New research suggests extra bed rest might not help children recover from concussions after all.
Researchers did not observe a significant difference in balance or mental function between teens who had five days of strict bed rest and those who only rested for one or two, according to a news release. Those who rested for five days also tended to report more symptoms that lasted longer than others who participated in a shorter resting period.
"Being told to rest for five days increased your rating of physical symptoms in the first few days and increased emotional symptoms every day for the next 10 days," said lead researcher Dr. Danny Thomas, an assistant professor of pediatrics and emergency medicine at The Medical College of Wisconsin. "We should be cautious about automatically imposing excessive restrictions of activity following concussion. We should follow the current guidelines, which recommend an individualized approach to concussion management."
To make their findings the researchers randomly assigned 88 patients between the ages of 11 and 22 to either one or two days of rest followed by a gradual return to regular activities or five days of strict bed rest.
"Strict rest for five days immediately after concussion did not help teenagers get better, compared to our current advice of one to two days of rest followed by a gradual return to activity," Thomas said. "We found that teenagers instructed to rest for five days actually reported more symptoms over the course of the study."
Dr. Sayed Naqvi, a pediatric neurologist at Miami Children's Hospital advises children who suffer concussions should completely refrain from physical activity for 48 hours but can participate in light mental activities such as reading or playing video games.
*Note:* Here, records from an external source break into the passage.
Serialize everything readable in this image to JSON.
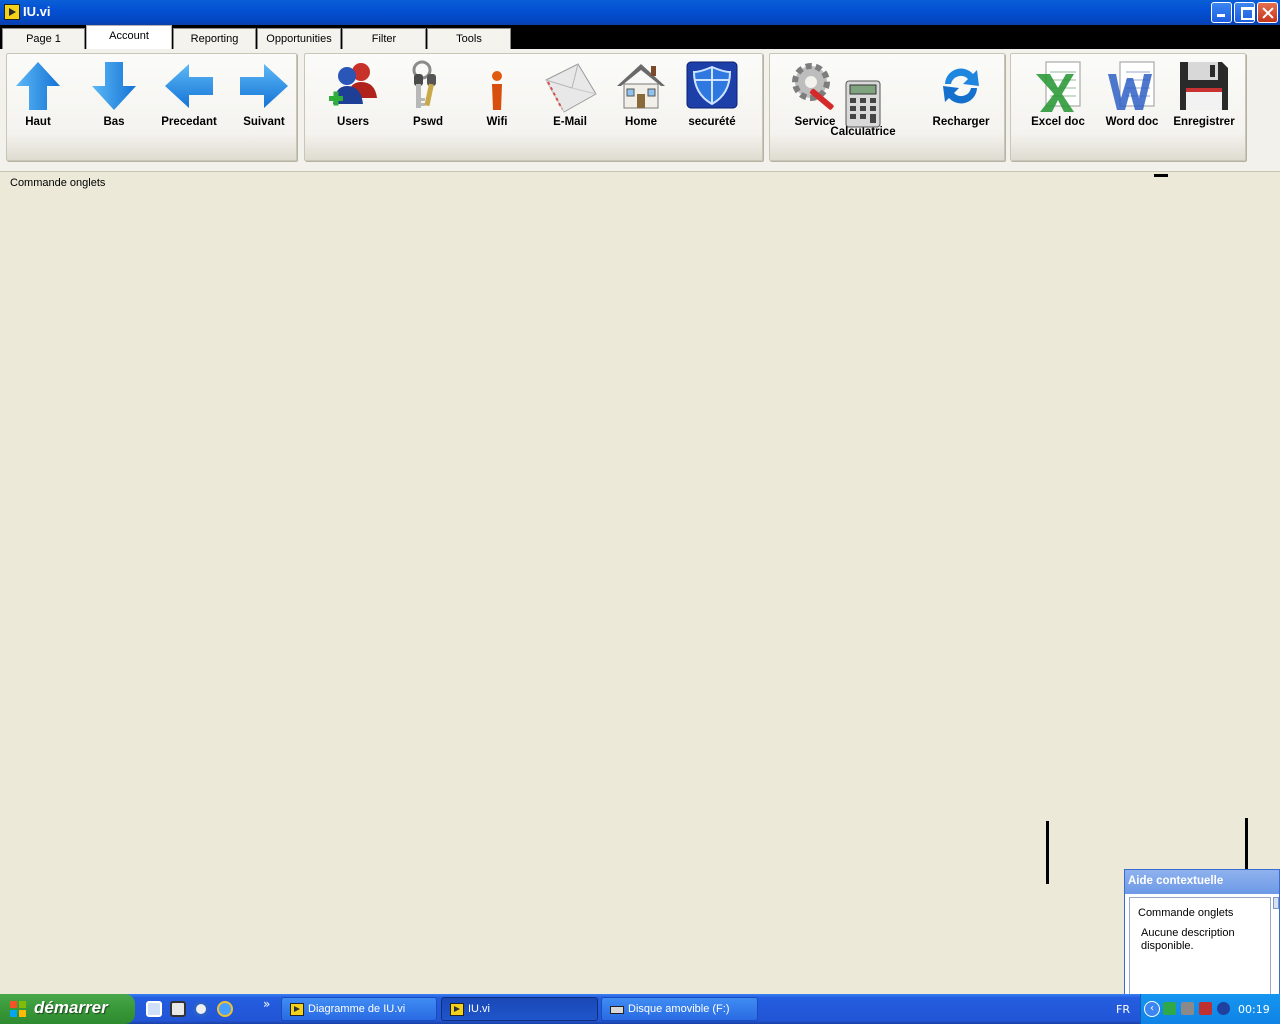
{
  "window": {
    "title": "IU.vi"
  },
  "tabs": [
    {
      "label": "Page 1",
      "active": false
    },
    {
      "label": "Account",
      "active": true
    },
    {
      "label": "Reporting",
      "active": false
    },
    {
      "label": "Opportunities",
      "active": false
    },
    {
      "label": "Filter",
      "active": false
    },
    {
      "label": "Tools",
      "active": false
    }
  ],
  "ribbon": {
    "navigation": [
      {
        "label": "Haut",
        "icon": "arrow-up-icon"
      },
      {
        "label": "Bas",
        "icon": "arrow-down-icon"
      },
      {
        "label": "Precedant",
        "icon": "arrow-left-icon"
      },
      {
        "label": "Suivant",
        "icon": "arrow-right-icon"
      }
    ],
    "account": [
      {
        "label": "Users",
        "icon": "users-icon"
      },
      {
        "label": "Pswd",
        "icon": "keys-icon"
      },
      {
        "label": "Wifi",
        "icon": "info-icon"
      },
      {
        "label": "E-Mail",
        "icon": "envelope-icon"
      },
      {
        "label": "Home",
        "icon": "house-icon"
      },
      {
        "label": "securété",
        "icon": "shield-icon"
      }
    ],
    "tools": [
      {
        "label": "Service",
        "icon": "gear-tools-icon"
      },
      {
        "label": "Calculatrice",
        "icon": "calculator-icon"
      },
      {
        "label": "Recharger",
        "icon": "refresh-icon"
      }
    ],
    "documents": [
      {
        "label": "Excel doc",
        "icon": "excel-doc-icon"
      },
      {
        "label": "Word doc",
        "icon": "word-doc-icon"
      },
      {
        "label": "Enregistrer",
        "icon": "floppy-disk-icon"
      }
    ]
  },
  "content": {
    "caption": "Commande onglets"
  },
  "help": {
    "title": "Aide contextuelle",
    "heading": "Commande onglets",
    "description": "Aucune description disponible."
  },
  "taskbar": {
    "start_label": "démarrer",
    "tasks": [
      {
        "label": "Diagramme de IU.vi",
        "active": false
      },
      {
        "label": "IU.vi",
        "active": true
      },
      {
        "label": "Disque amovible (F:)",
        "active": false
      }
    ],
    "language": "FR",
    "clock": "00:19"
  },
  "colors": {
    "titlebar": "#0450d4",
    "accent_blue": "#1f86e0",
    "taskbar": "#245ee0",
    "start_green": "#3b9b3c",
    "background": "#ECE9D8"
  }
}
The findings were published in a recent edition of the journal Pediatrics.